Historically, Prince William's fire volunteers have been a politically influential group that elected officials are reluctant to criticize.

Many volunteers reacted unfavorably to a proposal Noe made this year that would bring the fire system's finances more tightly under county control. Noe wants to make the fire levies paid by residents, which now vary widely among Prince William's 13 fire districts, uniform throughout the county.

The hybrid nature of Prince William's fire system is particularly evident during emergencies, when the county's paid personnel take their orders from volunteer chiefs.

Noe and other officials praised the volunteer force yesterday as a generally hard-working and dedicated group that has served the county well in years past. Noe said the volunteers will continue to play a principal role, if for no other reason than that the financially strapped county can ill afford the "staggering" cost of a fully professional service.

However, Prince William's speedy growth has imposed new demands on fire service that will inevitably require broader county involvement, officials said. Without clearer accountability, they said, there is no way the system can evolve to meet the needs of a changing community.

"The demands being made on a thinly manned volunteer system are beginning to break down the system," said King, adding that he believes changes can be implemented while preserving the volunteer character of Prince William's force.

"The time has come to do something about" the system's weak links, agreed Supervisor John D. Jenkins (D-Neabsco). "And I think the citizens are willing to pay for it."

Professionals must play a greater role in the fire service, officials said, partly because finding qualified volunteers has become increasingly difficult.

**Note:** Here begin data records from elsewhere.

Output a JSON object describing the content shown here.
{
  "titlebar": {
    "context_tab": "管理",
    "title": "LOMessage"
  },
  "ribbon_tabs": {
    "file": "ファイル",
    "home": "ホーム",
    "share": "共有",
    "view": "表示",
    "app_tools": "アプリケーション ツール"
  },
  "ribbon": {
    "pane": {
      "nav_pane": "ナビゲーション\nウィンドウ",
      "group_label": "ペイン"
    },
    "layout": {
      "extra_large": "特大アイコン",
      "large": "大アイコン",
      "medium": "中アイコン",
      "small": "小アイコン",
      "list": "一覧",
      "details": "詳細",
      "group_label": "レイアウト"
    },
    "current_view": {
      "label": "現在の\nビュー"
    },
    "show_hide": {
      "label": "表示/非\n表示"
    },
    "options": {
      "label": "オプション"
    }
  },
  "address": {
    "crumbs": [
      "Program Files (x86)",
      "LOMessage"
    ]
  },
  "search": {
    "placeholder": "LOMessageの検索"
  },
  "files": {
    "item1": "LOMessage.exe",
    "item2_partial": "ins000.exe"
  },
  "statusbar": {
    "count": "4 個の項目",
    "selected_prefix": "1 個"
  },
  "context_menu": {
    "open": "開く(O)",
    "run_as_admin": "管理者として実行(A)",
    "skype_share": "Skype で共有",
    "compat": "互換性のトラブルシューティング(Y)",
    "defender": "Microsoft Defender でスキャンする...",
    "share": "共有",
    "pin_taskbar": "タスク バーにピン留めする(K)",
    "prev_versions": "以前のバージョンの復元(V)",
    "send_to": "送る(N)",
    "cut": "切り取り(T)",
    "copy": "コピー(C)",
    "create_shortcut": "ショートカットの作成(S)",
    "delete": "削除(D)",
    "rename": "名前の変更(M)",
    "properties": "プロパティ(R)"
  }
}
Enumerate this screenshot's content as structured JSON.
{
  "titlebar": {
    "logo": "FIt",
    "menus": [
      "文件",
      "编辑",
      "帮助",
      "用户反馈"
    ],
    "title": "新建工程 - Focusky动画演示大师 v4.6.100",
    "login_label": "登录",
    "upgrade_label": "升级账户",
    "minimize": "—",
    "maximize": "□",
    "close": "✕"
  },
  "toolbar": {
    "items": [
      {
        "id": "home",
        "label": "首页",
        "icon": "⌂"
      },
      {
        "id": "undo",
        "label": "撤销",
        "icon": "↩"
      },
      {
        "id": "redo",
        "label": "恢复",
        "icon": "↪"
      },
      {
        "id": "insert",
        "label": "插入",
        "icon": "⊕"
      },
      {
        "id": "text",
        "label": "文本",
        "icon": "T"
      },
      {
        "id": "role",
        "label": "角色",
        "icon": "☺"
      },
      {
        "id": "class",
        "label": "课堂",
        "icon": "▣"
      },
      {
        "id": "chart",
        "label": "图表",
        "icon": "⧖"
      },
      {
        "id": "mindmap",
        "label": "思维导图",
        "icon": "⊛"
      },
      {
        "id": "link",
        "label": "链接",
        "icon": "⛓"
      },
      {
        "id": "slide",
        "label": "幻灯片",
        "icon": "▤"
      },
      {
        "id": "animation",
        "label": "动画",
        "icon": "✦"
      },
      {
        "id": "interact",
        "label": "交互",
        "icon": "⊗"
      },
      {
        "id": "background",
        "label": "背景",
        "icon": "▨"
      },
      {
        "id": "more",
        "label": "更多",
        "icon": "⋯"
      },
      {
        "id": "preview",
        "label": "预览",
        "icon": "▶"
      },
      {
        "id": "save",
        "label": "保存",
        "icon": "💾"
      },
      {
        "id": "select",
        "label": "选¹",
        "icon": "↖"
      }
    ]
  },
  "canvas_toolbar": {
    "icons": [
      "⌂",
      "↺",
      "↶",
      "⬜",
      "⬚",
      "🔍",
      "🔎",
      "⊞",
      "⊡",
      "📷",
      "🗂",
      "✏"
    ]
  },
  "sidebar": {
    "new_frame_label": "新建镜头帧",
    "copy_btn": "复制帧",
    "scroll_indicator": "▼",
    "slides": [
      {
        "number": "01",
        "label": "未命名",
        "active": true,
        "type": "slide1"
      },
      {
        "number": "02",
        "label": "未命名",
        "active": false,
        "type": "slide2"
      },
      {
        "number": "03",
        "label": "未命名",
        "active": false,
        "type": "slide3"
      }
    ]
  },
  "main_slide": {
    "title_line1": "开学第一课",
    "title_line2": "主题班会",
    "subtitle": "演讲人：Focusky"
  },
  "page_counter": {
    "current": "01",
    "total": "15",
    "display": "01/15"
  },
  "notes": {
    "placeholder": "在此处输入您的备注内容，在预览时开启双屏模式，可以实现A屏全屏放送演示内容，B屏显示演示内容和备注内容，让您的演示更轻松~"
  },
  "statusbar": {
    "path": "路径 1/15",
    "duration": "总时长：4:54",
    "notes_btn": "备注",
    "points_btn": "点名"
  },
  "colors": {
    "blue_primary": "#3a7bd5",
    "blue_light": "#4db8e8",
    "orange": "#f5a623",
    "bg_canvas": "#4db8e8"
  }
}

Most of Prince William's newer residents have little time or inclination to devote time to fight fires and learn to use increasingly sophisticated life-saving equipment.